Senator Kalu disclosed that at the trial, the prosecution called a total of 19 witnesses and thereafter, closed its case, necessitating him together with other defendants to enter individually and respectively a no-case submission. He stated how midway through the trial, Justice Idris was elevated to the Court of Appeal as a Justice of the Court and subsequently took the oath of office and subscribed to the oath of Allegiance on June 22, 2018 and lost his position as a Judge of the Federal High Court.
The applicant also narrated how by a fiat dated July 2, 2018, issued under the hand of the President of the Court of Appeal, Justice Idris was directed to return to the Federal High Court to conclude the trial, then part-heard in charge no: FHC/ABJ/CR/56/2007, between FRN vs Orji Kalu and 2 ors. That in his judgment on December 5, 2019, Justice Idris convicted and sentenced him with respect to the extant charge.
That following his conviction and sentence, he was incarcerated at the Kuje Correctional Centre where he served part of his term having first spent a few days in the Ikoyi Correctional Centre.

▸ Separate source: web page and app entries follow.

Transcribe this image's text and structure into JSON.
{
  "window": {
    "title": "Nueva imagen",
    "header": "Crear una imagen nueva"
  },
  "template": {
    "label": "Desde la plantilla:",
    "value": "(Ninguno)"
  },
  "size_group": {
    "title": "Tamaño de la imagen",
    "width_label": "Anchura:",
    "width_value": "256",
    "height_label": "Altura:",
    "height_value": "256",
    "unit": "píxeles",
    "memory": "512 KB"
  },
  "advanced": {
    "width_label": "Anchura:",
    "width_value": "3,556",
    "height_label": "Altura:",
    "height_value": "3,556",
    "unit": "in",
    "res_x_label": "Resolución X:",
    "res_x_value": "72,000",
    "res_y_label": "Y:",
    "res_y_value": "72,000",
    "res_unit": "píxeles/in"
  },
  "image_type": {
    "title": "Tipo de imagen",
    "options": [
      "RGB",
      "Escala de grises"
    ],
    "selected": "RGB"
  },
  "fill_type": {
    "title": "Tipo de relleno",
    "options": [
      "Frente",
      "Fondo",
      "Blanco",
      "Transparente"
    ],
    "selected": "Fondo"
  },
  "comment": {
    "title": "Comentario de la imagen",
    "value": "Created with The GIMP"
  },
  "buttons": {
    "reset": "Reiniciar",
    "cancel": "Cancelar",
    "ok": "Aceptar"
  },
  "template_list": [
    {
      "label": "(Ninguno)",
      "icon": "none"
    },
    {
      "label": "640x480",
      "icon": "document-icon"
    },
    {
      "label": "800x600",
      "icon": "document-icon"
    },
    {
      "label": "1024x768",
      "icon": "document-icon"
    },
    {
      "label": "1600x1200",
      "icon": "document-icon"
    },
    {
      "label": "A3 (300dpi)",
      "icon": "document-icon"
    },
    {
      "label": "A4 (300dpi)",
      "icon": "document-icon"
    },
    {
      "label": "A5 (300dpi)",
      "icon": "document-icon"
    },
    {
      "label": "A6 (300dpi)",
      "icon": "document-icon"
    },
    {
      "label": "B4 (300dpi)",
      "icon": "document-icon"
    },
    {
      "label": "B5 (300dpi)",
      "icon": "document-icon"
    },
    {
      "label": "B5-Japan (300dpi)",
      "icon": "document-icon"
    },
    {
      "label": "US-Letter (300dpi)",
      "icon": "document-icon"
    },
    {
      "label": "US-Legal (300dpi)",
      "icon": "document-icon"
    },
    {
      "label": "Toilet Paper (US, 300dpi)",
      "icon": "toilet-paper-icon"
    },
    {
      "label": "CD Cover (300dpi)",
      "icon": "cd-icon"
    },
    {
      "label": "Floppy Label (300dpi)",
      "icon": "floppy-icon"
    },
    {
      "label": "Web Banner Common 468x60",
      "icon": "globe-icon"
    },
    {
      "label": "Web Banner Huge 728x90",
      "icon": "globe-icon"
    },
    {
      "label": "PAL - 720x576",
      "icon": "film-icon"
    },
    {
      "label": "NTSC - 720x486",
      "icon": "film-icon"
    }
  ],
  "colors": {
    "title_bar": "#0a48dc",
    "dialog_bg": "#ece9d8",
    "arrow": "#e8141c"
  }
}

That on May 8, 2020, the Supreme Court in judgment in appeal No: SC.62C/2019, Udeh Jones Udeogu vs FRN & 2 ors, held that the trial of the appellant at the trial court was conducted without jurisdiction and thereby ordered the retrial of the appellant (Udeh Jones Udeogu) without reference to him.
He argued that there is no extant ruling or judgment of a competent court in Nigeria ordering his trial having regard to the fact that the Supreme Court excluded him from the explicit order for retrial arising from charge No: FHC/ABJ/56/2007.

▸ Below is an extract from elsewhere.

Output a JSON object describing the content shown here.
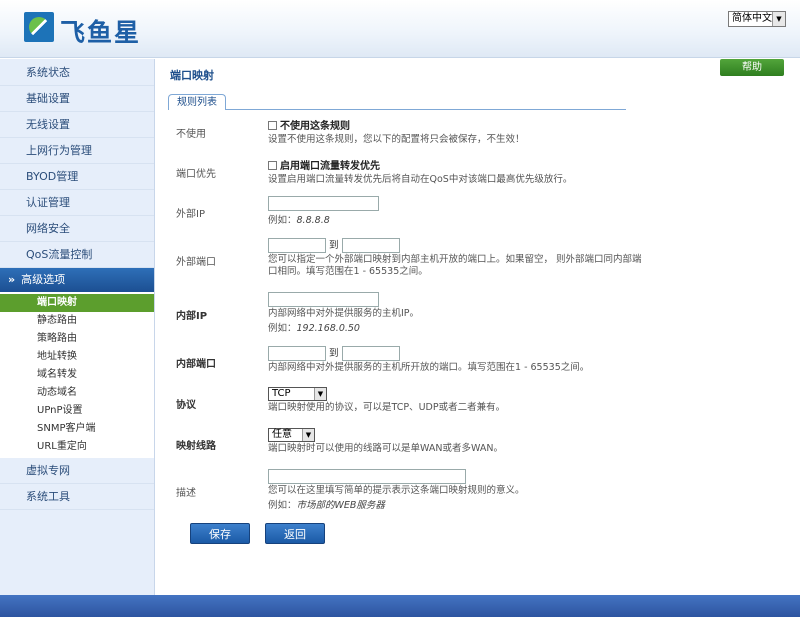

That the unassailable position of the law is that no person who shows that he has been tried by any court of competent jurisdiction or tribunal for a criminal and either convicted or acquitted shall again be tried for that offence having the same ingredients as that offence served upon the order of a competent court.
That his trial having been pronounced a nullity by the Supreme Court in it’s judgment of May 8, 2020 and without more cannot entitle the EFCC to institute the same charge against him. Regardless, the EFCC in a response to the suit, asked the court to dismiss it on the ground that the planned re-trial would not amount to a case of double jeopardy.
The commission in its response filed on Wednesday, argued that the re-trial is in compliance with the order of the Supreme Court which held that the whole trial was a nullity having been conducted without jurisdiction. (TheSun)